I only see one actual question, “answered” (with a question, which makes sense, because the question isn’t very forthcoming) by Richard Barnes, who is affiliated with Let’s Encrypt.
I was talking about the questions by reg...@gmail.com and Richard Barnes, but as Richard Barnes is affiliated with LE, my question is pointless.
Sorry, the affiliation of Richard Barnes with Let’s encrypt was not explicit (No signature and the email used was @mozilla.com).
Richard Barnes confirmed he do not talk is the name of Let’s Encrypt :
So there is two unanswered question:
Referring to the bug tracker entry, where was a recent violation of BR 22.214.171.124. How will ISRG handle that in future?
https://groups.google.com/d/msg/mozilla.dev.security.policy/gKCqWRmBQ_8/R1zGC0etBgAJ from neg...@gmail.com
Could you provide more details of this violation, please?
https://groups.google.com/d/msg/mozilla.dev.security.policy/gKCqWRmBQ_8/pJXpzqKtBgAJ from Richard Barnes.
According to https://wiki.mozilla.org/CA:How_to_apply#Public_discussion :
A representative of the CA whose root inclusion request is being discussed must clearly represent their employer and must promptly respond directly in the discussion thread to all questions that are posted.
josh...@gmail.com and jo...@letsencrypt.org (Is that you, @jsha ?) answered two times in that forum. Probably as a representative of Let’s Encrypt.
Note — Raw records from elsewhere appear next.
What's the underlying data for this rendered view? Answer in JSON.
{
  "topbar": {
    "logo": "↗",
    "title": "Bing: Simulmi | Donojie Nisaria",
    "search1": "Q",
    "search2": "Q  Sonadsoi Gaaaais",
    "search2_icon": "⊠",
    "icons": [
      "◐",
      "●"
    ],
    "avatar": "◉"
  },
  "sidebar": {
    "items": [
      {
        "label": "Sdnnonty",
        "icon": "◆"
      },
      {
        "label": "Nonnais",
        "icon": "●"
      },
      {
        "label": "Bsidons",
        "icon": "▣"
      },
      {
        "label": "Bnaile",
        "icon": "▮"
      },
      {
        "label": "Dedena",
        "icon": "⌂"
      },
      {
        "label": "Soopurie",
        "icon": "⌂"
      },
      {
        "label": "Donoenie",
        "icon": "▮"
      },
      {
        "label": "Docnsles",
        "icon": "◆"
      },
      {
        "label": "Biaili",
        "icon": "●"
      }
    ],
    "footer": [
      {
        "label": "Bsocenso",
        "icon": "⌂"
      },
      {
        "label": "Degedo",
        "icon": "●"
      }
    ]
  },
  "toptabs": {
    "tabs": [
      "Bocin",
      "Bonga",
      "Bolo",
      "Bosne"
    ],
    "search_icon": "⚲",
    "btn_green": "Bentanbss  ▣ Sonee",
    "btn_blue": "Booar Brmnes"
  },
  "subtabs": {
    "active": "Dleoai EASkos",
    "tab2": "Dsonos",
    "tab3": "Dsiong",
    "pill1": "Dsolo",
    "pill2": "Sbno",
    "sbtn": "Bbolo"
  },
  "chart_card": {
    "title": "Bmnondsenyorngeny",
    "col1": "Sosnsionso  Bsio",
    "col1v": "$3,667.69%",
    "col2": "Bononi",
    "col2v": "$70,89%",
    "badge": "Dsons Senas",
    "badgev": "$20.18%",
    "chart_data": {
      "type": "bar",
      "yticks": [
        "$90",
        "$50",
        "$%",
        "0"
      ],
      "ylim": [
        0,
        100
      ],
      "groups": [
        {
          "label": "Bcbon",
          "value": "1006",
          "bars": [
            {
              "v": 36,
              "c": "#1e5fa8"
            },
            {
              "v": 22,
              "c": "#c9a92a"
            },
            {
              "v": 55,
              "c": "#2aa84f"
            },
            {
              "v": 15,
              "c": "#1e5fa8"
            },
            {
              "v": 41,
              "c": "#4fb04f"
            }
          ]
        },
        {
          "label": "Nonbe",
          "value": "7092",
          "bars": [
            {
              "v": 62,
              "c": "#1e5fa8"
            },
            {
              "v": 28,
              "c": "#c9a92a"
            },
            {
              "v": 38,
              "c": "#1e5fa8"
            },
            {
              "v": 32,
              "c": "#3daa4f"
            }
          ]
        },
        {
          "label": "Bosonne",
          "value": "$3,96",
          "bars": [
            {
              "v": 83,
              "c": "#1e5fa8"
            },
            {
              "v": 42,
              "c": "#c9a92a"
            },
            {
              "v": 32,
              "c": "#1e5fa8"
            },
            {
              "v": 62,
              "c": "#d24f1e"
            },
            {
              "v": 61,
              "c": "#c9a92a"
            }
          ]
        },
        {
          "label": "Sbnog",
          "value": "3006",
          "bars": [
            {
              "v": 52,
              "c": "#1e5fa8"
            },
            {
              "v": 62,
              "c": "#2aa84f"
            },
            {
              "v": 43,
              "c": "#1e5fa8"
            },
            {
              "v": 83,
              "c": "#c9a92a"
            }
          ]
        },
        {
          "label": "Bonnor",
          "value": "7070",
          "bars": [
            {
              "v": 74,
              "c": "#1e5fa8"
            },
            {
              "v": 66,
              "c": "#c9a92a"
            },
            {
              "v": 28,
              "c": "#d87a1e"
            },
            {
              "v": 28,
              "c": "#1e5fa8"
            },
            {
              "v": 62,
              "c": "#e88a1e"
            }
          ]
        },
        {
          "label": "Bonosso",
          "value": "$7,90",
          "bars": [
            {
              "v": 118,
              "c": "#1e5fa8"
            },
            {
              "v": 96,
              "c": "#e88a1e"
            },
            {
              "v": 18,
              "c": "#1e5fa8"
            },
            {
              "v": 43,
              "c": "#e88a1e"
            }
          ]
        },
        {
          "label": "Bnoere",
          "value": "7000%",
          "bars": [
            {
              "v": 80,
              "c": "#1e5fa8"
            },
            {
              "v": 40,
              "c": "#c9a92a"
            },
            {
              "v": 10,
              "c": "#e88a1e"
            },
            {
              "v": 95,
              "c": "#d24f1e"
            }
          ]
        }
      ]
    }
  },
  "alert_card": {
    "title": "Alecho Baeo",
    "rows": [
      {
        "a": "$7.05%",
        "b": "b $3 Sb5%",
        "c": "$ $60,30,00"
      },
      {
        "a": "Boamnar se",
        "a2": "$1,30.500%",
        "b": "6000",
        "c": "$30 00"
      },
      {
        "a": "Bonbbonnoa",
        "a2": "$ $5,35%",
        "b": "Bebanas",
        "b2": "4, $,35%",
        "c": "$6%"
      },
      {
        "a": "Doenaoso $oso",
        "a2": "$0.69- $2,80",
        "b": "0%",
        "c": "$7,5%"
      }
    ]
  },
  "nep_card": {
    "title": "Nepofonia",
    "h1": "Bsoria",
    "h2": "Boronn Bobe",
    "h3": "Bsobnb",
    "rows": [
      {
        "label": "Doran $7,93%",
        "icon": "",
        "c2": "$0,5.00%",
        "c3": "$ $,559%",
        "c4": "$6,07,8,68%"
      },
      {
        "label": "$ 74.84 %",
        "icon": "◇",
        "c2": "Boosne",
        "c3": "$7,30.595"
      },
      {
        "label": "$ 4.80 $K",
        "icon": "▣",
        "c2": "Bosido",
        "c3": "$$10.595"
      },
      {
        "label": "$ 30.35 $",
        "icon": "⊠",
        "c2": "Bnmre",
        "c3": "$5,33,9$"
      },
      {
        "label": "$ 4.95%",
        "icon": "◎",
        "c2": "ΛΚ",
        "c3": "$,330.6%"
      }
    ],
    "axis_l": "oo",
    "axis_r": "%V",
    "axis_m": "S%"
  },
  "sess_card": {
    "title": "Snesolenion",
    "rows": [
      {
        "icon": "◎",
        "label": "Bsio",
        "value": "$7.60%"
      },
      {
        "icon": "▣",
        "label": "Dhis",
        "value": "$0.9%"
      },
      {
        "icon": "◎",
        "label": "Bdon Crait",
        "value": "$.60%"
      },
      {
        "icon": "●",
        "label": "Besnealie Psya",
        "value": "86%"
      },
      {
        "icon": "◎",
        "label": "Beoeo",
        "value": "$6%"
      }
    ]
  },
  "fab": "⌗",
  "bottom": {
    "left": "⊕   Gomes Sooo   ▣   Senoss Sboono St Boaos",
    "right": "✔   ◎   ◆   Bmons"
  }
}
I believe the use of the @letsencrypt.org should be prefered, to indicate the representation of the CA, or at least add it in the signature of the message. (Which, by the was, was not signed, and groups.google.com truncate emails…)
About the issue mentioned by neg...@gmail.com, I believe it was about that:
https://bugzilla.mozilla.org/show_bug.cgi?id=1204656#c19 (Even if it’s unclear that there was a violation of the BR)
Richard’s question is in reply to neg...@gmail.com, it’s not a question for Let’s Encrypt. I think it’s fair enough to ask to clarify what the question is about since it doesn’t contain any details. It’s a public, informal discussion, so I don’t think we’ll need to insist that the CA has to repeat the request for clarification when someone else has already done that.
@josh Any update from any root programs? (Mozilla’s is totally public and viewable)